A subtle change to the pretty standard vintage vibrato design is the addition of block saddles intended to add a little firmness to the tone. They also give a precise break-point for the string. The saddle height adjustment screws are all the same height and those on the outer saddles protrude – using shorter screws would be dead easy and solve the problem. It remains a basic unit, however, with screw-in arm and no tension adjustment; the block is deep-drilled to lose dead string length and, in theory, help with tuning stability; it's also heavily contoured – typical of the modern rock guitars of the late eighties/early nineties.
We can't help thinking that more mass from a standard vintage-style steel block and maybe a push-in arm would be more suitable. Also, the vibrato coverplate has six individual holes for string access whereas one large hole is faster for string changes.
According to Yamaha the pickups have been upgraded, in line with other Pacifica models, with Alnico V-loaded pickups.
"They used to be ceramic-loaded pickups," confirms Yamaha's Julian Ward. "We wanted to get that Alnico tone specifically for this guitar but still create a vintage/modern sound. The Pacifica does have its own character – it's not the most unique – but where it fits is that it's hugely versatile. It's not overly vintage but it's not a super slim-neck rock axe with active pickups either – by design it sits in that middle ground."

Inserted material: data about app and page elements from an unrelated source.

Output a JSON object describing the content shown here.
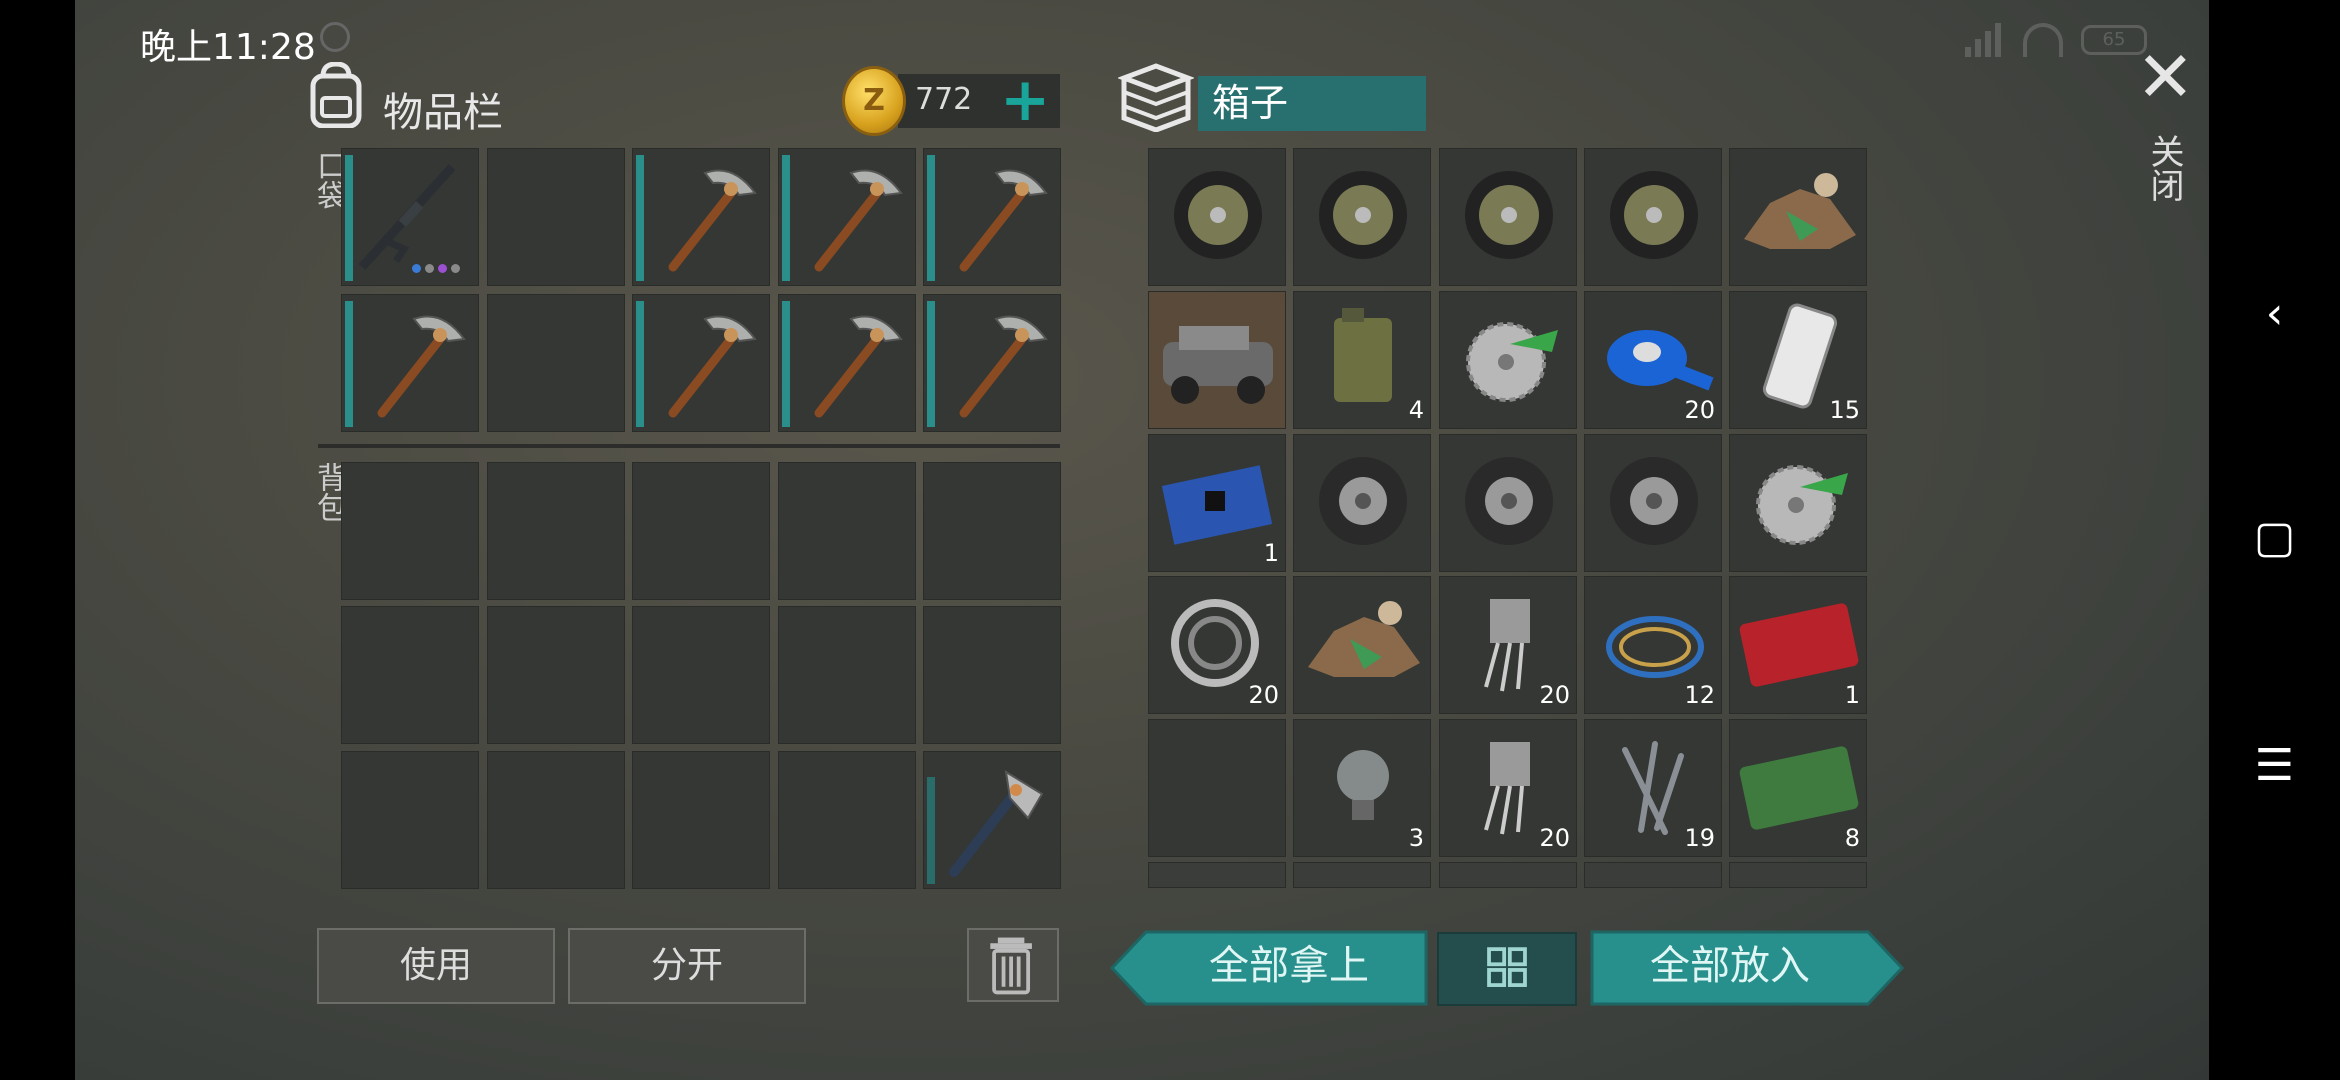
{
  "status": {
    "time": "晚上11:28",
    "battery": "65"
  },
  "inventory": {
    "title": "物品栏",
    "coins": "772",
    "add_label": "+",
    "pocket_label": "口袋",
    "backpack_label": "背包",
    "pocket_items": [
      "rifle-icon",
      "",
      "pickaxe-icon",
      "pickaxe-icon",
      "pickaxe-icon",
      "pickaxe-icon",
      "",
      "pickaxe-icon",
      "pickaxe-icon",
      "pickaxe-icon"
    ],
    "backpack_items": [
      "",
      "",
      "",
      "",
      "",
      "",
      "",
      "",
      "",
      "",
      "",
      "",
      "",
      "",
      "hatchet-icon"
    ]
  },
  "box": {
    "title": "箱子",
    "close_label": "关闭",
    "items": [
      {
        "icon": "wheel-hub-icon",
        "qty": ""
      },
      {
        "icon": "wheel-hub-icon",
        "qty": ""
      },
      {
        "icon": "wheel-hub-icon",
        "qty": ""
      },
      {
        "icon": "wheel-hub-icon",
        "qty": ""
      },
      {
        "icon": "scrap-pile-icon",
        "qty": ""
      },
      {
        "icon": "vehicle-icon",
        "qty": ""
      },
      {
        "icon": "jerrycan-icon",
        "qty": "4"
      },
      {
        "icon": "saw-blade-icon",
        "qty": ""
      },
      {
        "icon": "tape-icon",
        "qty": "20"
      },
      {
        "icon": "phone-icon",
        "qty": "15"
      },
      {
        "icon": "circuit-board-icon",
        "qty": "1"
      },
      {
        "icon": "tire-icon",
        "qty": ""
      },
      {
        "icon": "tire-icon",
        "qty": ""
      },
      {
        "icon": "tire-icon",
        "qty": ""
      },
      {
        "icon": "saw-blade-icon",
        "qty": ""
      },
      {
        "icon": "bearing-icon",
        "qty": "20"
      },
      {
        "icon": "scrap-pile-icon",
        "qty": ""
      },
      {
        "icon": "transistor-icon",
        "qty": "20"
      },
      {
        "icon": "wire-icon",
        "qty": "12"
      },
      {
        "icon": "combat-coupon-icon",
        "qty": "1"
      },
      {
        "icon": "",
        "qty": ""
      },
      {
        "icon": "light-bulb-icon",
        "qty": "3"
      },
      {
        "icon": "transistor-icon",
        "qty": "20"
      },
      {
        "icon": "nails-icon",
        "qty": "19"
      },
      {
        "icon": "ration-coupon-icon",
        "qty": "8"
      }
    ]
  },
  "buttons": {
    "use": "使用",
    "split": "分开",
    "take_all": "全部拿上",
    "put_all": "全部放入"
  },
  "colors": {
    "accent": "#27908c",
    "cell": "#343733"
  }
}
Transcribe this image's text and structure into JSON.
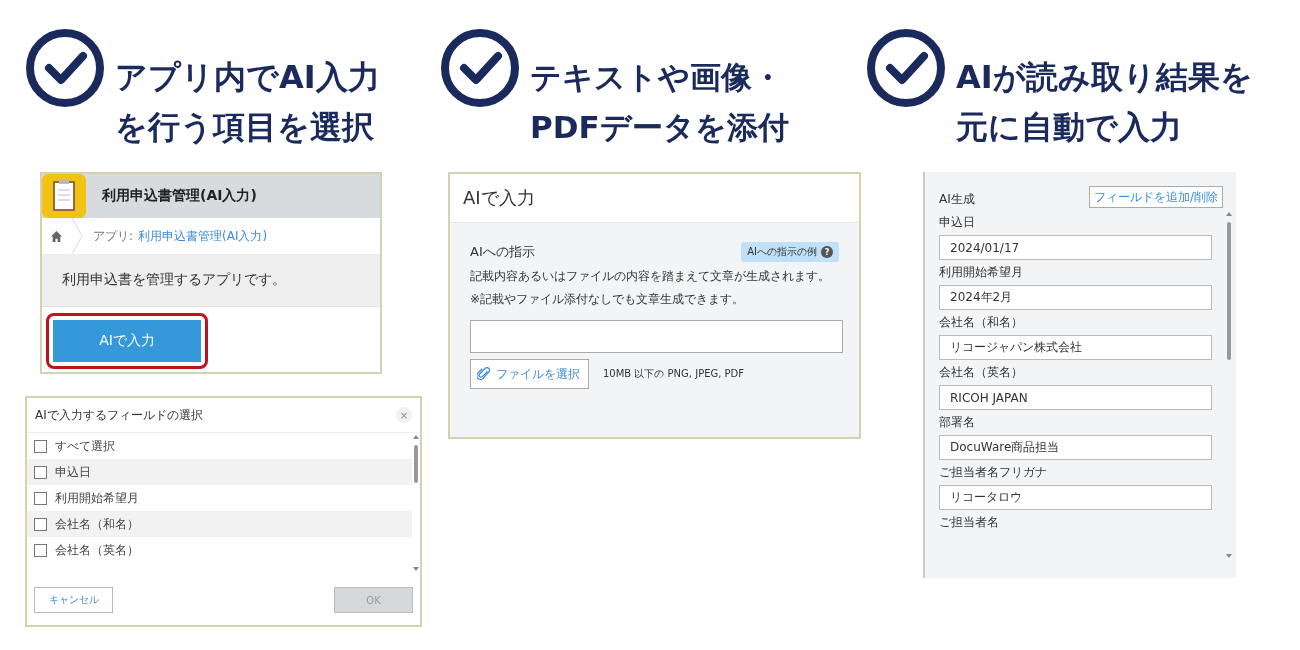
{
  "steps": [
    {
      "lines": [
        "アプリ内でAI入力",
        "を行う項目を選択"
      ]
    },
    {
      "lines": [
        "テキストや画像・",
        "PDFデータを添付"
      ]
    },
    {
      "lines": [
        "AIが読み取り結果を",
        "元に自動で入力"
      ]
    }
  ],
  "app_card": {
    "title": "利用申込書管理(AI入力)",
    "breadcrumb_prefix": "アプリ:",
    "breadcrumb_link": "利用申込書管理(AI入力)",
    "description": "利用申込書を管理するアプリです。",
    "ai_button": "AIで入力",
    "highlighted": true
  },
  "field_dialog": {
    "title": "AIで入力するフィールドの選択",
    "close": "×",
    "items": [
      {
        "label": "すべて選択",
        "checked": false
      },
      {
        "label": "申込日",
        "checked": false
      },
      {
        "label": "利用開始希望月",
        "checked": false
      },
      {
        "label": "会社名（和名）",
        "checked": false
      },
      {
        "label": "会社名（英名）",
        "checked": false
      }
    ],
    "cancel": "キャンセル",
    "ok": "OK",
    "ok_disabled": true
  },
  "ai_panel": {
    "title": "AIで入力",
    "instruction_label": "AIへの指示",
    "examples_button": "AIへの指示の例",
    "help": "?",
    "notes": [
      "記載内容あるいはファイルの内容を踏まえて文章が生成されます。",
      "※記載やファイル添付なしでも文章生成できます。"
    ],
    "file_button": "ファイルを選択",
    "file_hint": "10MB 以下の PNG, JPEG, PDF"
  },
  "result_panel": {
    "title": "AI生成",
    "edit_button": "フィールドを追加/削除",
    "fields": [
      {
        "label": "申込日",
        "value": "2024/01/17"
      },
      {
        "label": "利用開始希望月",
        "value": "2024年2月"
      },
      {
        "label": "会社名（和名）",
        "value": "リコージャパン株式会社"
      },
      {
        "label": "会社名（英名）",
        "value": "RICOH JAPAN"
      },
      {
        "label": "部署名",
        "value": "DocuWare商品担当"
      },
      {
        "label": "ご担当者名フリガナ",
        "value": "リコータロウ"
      },
      {
        "label": "ご担当者名"
      }
    ]
  }
}
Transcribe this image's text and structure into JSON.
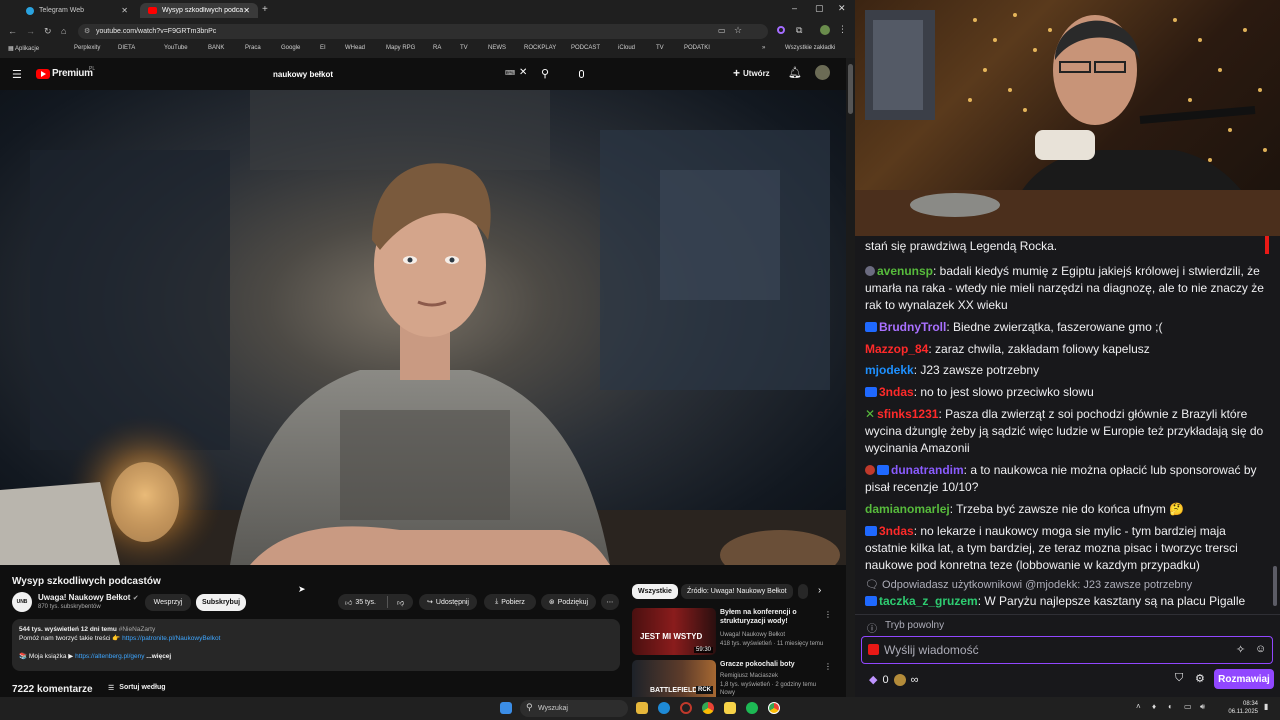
{
  "browser": {
    "tabs": [
      {
        "label": "Telegram Web"
      },
      {
        "label": "Wysyp szkodliwych podcastów"
      }
    ],
    "url": "youtube.com/watch?v=F9GRTm3bnPc",
    "bookmarks": [
      "Aplikacje",
      "Perplexity",
      "DIETA",
      "YouTube",
      "BANK",
      "Praca",
      "Google",
      "EI",
      "WHead",
      "Mapy RPG",
      "RA",
      "TV",
      "NEWS",
      "ROCKPLAY",
      "PODCAST",
      "iCloud",
      "TV",
      "PODATKI"
    ],
    "all_bookmarks": "Wszystkie zakładki"
  },
  "youtube": {
    "logo": "Premium",
    "logo_region": "PL",
    "search_value": "naukowy bełkot",
    "create_label": "Utwórz",
    "video_title": "Wysyp szkodliwych podcastów",
    "channel": {
      "avatar_text": "UNB",
      "name": "Uwaga! Naukowy Bełkot",
      "subscribers": "870 tys. subskrybentów",
      "support_label": "Wesprzyj",
      "subscribe_label": "Subskrybuj"
    },
    "actions": {
      "likes": "35 tys.",
      "share": "Udostępnij",
      "download": "Pobierz",
      "thanks": "Podziękuj"
    },
    "description": {
      "stats": "544 tys. wyświetleń  12 dni temu",
      "hashtag": "#NieNaZarty",
      "line1": "Pomóż nam tworzyć takie treści 👉",
      "line1_link": "https://patronite.pl/NaukowyBelkot",
      "line2": "📚 Moja książka ▶",
      "line2_link": "https://altenberg.pl/geny",
      "more": "...więcej"
    },
    "comments": {
      "count": "7222 komentarze",
      "sort": "Sortuj według"
    },
    "chips": [
      "Wszystkie",
      "Źródło: Uwaga! Naukowy Bełkot"
    ],
    "recommendations": [
      {
        "title": "Byłem na konferencji o strukturyzacji wody!",
        "channel": "Uwaga! Naukowy Bełkot",
        "meta": "418 tys. wyświetleń · 11 miesięcy temu",
        "thumb_text": "JEST MI WSTYD",
        "duration": "59:30"
      },
      {
        "title": "Gracze pokochali boty",
        "channel": "Remigiusz Maciaszek",
        "meta": "1,8 tys. wyświetleń · 2 godziny temu",
        "thumb_text": "BATTLEFIELD 6",
        "badge": "RCK",
        "extra": "Nowy"
      }
    ]
  },
  "chat": {
    "messages": [
      {
        "user": "",
        "user_color": "#efeff1",
        "text": "stań się prawdziwą Legendą Rocka."
      },
      {
        "user": "avenunsp",
        "user_color": "#57bb3c",
        "text": ": badali kiedyś mumię z Egiptu jakiejś królowej i stwierdzili, że umarła na raka - wtedy nie mieli narzędzi na diagnozę, ale to nie znaczy że rak to wynalazek XX wieku"
      },
      {
        "user": "BrudnyTroll",
        "user_color": "#a970ff",
        "text": ": Biedne zwierzątka, faszerowane gmo ;("
      },
      {
        "user": "Mazzop_84",
        "user_color": "#ff2a2a",
        "text": ": zaraz chwila, zakładam foliowy kapelusz"
      },
      {
        "user": "mjodekk",
        "user_color": "#1e90ff",
        "text": ": J23 zawsze potrzebny"
      },
      {
        "user": "3ndas",
        "user_color": "#ff2a2a",
        "text": ": no to jest slowo przeciwko slowu"
      },
      {
        "user": "sfinks1231",
        "user_color": "#ff2a2a",
        "text": ": Pasza dla zwierząt z soi pochodzi głównie z Brazyli które wycina dżunglę żeby ją sądzić więc ludzie w Europie też przykładają się do wycinania Amazonii"
      },
      {
        "user": "dunatrandim",
        "user_color": "#8a5cff",
        "text": ": a to naukowca nie można opłacić lub sponsorować by pisał recenzje 10/10?"
      },
      {
        "user": "damianomarlej",
        "user_color": "#57bb3c",
        "text": ": Trzeba być zawsze nie do końca ufnym 🤔"
      },
      {
        "user": "3ndas",
        "user_color": "#ff2a2a",
        "text": ": no lekarze i naukowcy moga sie mylic - tym bardziej maja ostatnie kilka lat, a tym bardziej, ze teraz mozna pisac i tworzyc trersci naukowe pod konretna teze (lobbowanie w kazdym przypadku)"
      },
      {
        "user": "taczka_z_gruzem",
        "user_color": "#2ecc71",
        "text": ": W Paryżu najlepsze kasztany są na placu Pigalle"
      }
    ],
    "reply_hint": "Odpowiadasz użytkownikowi @mjodekk: J23 zawsze potrzebny",
    "slow_mode": "Tryb powolny",
    "input_placeholder": "Wyślij wiadomość",
    "points": "0",
    "send_label": "Rozmawiaj"
  },
  "taskbar": {
    "search": "Wyszukaj",
    "time": "08:34",
    "date": "06.11.2025"
  }
}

Also new is a coil-split facility for the bridge humbucker – activated by a pull/push switch on the tone control – and even the knobs have received a makeover; they're now chromed and knurled metal: classy.
The icing on the cake, of course, is that this £199 Pacifica blows the socks off a vintage Fender, right? Wrong. By design it's an altogether more modern, brighter and lighter take on a hot-rod Strat. But when we say brighter that doesn't mean overly shrill. In fact the bridge humbucker will surprise some, it's beefy without being too mid-range heavy and although the coil-split, which voices the screw-coil, proves a little bland played clean, with a distortion boost it's a pretty useful gnarly and wiry rhythm voice.
It's good to have the choice too when mixed with the middle pickup – switching between the full and split coil here is subtle but, especially with cleaner 'class A' amp voicings, there's enough character difference to be useable.
The solo single-coils impress – plenty of percussion and with a little mid-range beef added from the amp these get you to the correct Texas toneland. Neck and middle combined produces a fine modern Strat-like mix – the added brightness will cut through a multi-FX patch nicely.
Hum– cancellation is good too – only the lone single-coils will pick up hum, while any mixes and obviously the full bridge humbucker are nice and quiet. On the down side the tone control gets too muddy fully off; perhaps a different value capacitor could nail a more Clapton-esque 'woman' tone. The volume taper, however, is excellent and ideal for subtle changes and smooth violin effects.
The vibrato can lead you into tuning stability problems but that's the nature of the beast; used for more old-school shimmer it adds a lot (and stays in tune) but don't expect, without some additional tweaking, for things to come back spot-on in-tune after a bout of heavy down-bending.